NEW DELHI: In an extraordinary show of bonhomie between two best buddies, India and the United States achieved the breakthrough to finally let the civil nuclear deal take off from the ground after a delay of six years and allow US firms to sell nuclear reactors to India, even as both countries agreed to jointly develop advanced defence projects.
From the bear hug at the airport to the walk and tea on the lawns of Hyderabad House, the bonhomie was genuine, with Prime Minister Narendra Modi affectionately calling his guest “Barack”, while US President Obama spoke about sharing notes about their sleeping patterns. The show of warmth began at the airport, with Obama embracing Modi in a warm hug after he landed at about 10 am from Air Force One. They met again at the Rashtrapati Bhawan forecourt for the official welcome ceremony, before Obama visited Rajghat to pay tributes at the memorial of his idol Mahatma Gandhi.

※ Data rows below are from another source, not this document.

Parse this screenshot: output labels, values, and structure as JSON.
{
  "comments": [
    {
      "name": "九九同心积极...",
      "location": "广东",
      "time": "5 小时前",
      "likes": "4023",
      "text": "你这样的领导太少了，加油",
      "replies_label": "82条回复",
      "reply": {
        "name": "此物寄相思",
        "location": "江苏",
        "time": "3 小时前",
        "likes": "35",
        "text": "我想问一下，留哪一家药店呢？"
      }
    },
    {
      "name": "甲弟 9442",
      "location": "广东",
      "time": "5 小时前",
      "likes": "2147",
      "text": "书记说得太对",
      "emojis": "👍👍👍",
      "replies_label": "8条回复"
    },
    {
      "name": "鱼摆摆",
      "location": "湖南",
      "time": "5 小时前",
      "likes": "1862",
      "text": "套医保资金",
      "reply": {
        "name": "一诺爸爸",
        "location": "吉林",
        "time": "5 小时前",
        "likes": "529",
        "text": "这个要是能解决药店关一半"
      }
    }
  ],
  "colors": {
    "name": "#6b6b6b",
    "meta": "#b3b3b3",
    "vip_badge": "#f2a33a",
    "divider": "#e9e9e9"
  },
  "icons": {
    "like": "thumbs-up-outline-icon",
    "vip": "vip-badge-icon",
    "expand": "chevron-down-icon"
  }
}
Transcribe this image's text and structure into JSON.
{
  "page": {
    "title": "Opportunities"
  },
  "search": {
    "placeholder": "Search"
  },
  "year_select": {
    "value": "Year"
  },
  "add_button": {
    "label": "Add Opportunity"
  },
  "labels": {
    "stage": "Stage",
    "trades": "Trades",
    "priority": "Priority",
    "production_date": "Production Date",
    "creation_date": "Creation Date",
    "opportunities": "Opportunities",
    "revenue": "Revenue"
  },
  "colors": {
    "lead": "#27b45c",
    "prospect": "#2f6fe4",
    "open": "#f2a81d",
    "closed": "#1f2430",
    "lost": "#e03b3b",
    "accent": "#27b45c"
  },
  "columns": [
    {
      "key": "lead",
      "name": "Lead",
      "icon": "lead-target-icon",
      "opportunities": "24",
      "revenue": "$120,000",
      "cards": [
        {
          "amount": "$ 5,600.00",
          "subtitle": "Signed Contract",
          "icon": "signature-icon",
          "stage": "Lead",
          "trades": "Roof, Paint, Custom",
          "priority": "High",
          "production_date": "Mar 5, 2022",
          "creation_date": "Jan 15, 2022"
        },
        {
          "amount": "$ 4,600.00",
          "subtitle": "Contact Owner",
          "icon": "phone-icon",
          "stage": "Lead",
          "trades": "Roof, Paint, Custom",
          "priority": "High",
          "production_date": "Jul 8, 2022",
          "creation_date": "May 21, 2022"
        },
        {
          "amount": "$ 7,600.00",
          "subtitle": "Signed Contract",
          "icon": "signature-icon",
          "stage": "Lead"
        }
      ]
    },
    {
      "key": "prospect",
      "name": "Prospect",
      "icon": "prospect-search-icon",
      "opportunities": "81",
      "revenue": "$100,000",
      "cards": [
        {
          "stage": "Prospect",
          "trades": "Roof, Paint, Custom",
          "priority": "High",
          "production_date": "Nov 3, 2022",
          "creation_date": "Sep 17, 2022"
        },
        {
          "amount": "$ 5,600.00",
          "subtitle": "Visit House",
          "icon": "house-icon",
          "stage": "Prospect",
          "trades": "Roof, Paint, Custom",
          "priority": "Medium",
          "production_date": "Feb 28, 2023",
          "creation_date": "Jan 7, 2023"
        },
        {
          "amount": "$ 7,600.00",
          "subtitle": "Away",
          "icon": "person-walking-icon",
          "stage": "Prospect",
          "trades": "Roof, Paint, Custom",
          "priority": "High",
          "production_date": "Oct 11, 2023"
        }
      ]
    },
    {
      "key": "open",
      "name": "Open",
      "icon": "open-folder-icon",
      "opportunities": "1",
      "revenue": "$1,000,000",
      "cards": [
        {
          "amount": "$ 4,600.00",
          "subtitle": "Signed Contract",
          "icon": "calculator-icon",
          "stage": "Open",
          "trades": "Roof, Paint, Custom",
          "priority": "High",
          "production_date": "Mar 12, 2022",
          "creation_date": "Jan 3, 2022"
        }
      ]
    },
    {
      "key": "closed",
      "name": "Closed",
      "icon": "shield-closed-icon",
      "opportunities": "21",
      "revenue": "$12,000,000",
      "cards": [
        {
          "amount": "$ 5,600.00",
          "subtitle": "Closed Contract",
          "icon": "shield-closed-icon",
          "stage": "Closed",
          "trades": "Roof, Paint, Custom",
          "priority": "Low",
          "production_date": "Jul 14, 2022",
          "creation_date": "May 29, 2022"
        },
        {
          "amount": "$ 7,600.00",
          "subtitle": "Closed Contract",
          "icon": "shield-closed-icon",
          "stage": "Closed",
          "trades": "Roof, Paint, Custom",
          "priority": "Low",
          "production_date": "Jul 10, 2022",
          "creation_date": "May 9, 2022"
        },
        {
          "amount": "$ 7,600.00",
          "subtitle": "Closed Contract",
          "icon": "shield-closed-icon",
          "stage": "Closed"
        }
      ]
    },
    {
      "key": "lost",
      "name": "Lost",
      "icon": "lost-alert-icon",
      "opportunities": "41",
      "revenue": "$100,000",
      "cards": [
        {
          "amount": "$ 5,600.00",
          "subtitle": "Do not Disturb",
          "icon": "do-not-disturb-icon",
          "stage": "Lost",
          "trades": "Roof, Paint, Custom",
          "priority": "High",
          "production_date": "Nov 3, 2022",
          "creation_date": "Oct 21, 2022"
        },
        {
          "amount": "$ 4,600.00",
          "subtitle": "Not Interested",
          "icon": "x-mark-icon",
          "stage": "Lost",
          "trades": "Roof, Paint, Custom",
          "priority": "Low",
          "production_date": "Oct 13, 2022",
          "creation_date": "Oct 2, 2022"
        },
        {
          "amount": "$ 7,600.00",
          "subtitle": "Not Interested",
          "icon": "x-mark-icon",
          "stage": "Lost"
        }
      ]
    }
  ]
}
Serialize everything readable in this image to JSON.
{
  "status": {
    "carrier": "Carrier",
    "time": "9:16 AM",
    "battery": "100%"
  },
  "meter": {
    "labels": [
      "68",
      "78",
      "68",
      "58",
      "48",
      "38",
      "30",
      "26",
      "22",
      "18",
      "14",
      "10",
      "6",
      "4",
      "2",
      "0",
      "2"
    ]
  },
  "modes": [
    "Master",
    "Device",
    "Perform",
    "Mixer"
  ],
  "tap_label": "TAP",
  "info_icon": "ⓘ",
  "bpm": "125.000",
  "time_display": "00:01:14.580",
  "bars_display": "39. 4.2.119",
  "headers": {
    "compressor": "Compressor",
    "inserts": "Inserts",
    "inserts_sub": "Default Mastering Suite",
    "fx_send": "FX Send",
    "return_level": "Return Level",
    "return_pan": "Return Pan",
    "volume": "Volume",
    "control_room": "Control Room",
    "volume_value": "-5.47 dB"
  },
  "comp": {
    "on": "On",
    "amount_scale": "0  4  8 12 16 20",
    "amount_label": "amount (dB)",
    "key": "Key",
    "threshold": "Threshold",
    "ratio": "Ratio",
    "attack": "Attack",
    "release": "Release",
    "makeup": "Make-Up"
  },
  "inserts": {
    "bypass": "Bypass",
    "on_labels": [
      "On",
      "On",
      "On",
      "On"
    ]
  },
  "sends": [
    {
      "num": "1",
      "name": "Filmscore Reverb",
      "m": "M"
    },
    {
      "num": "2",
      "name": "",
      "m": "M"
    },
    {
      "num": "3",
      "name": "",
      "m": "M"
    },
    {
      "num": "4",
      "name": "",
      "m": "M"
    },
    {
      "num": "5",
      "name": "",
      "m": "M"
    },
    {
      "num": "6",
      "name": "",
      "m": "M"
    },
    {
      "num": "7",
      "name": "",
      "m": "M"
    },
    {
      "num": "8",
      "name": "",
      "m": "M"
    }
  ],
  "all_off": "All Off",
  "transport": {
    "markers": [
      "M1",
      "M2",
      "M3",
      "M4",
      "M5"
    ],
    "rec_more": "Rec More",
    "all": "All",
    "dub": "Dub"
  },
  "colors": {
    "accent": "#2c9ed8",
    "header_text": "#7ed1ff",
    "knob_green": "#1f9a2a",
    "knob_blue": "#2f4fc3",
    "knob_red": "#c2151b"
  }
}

The elegant colonial period Hyderabad House was the setting for Modi and Obama to demonstrate their renewed friendship, as they conversed alone among lotus ponds. Modi, who had used his tea-seller origins effectively during the poll campaign, poured out a cup of tea for Obama.
While the imagery was highly symbolic, the summit outcome was substantive, with the nuclear deal finally in the bag. And Modi was not shy boasting that while the deal may have been the brainchild of the previous UPA government, he had finally got it executed.
“I’m pleased that six years after we signed our bilateral agreement, we are moving towards commercial cooperation, consistent with our law, our international legal obligations, and tactical and commercial viability,” said Modi, as he stood side-by-side with Obama during the packed media interaction in Hyderabad House.
The importance of finally getting it done cannot be overestimated, especially as Modi himself described the civil nuclear agreement as the “centerpiece of our transformed relationship”.
Obama also used the word “breakthrough”, indicating that implementing the nuclear deal was not just a transactional matter, but had a higher import in relations. “This is an important step that shows how we can work together to elevate our relationship,” he said.
That political will was required to reach the conclusion over the nitty-gritties was accepted by the foreign secretary.
“I will see that the political leadership played a key role. It was under specific political direction that we set out to find the solution to the concerns expressed and that’s why we have progress,” said Foreign Secretary Sujatha Singh.
She emphatically asserted that now the policy hurdles for US firms to take part in India’s civil nuclear regime has been removed. “Let me underline. We have reached an understanding. The deal is done,” she added.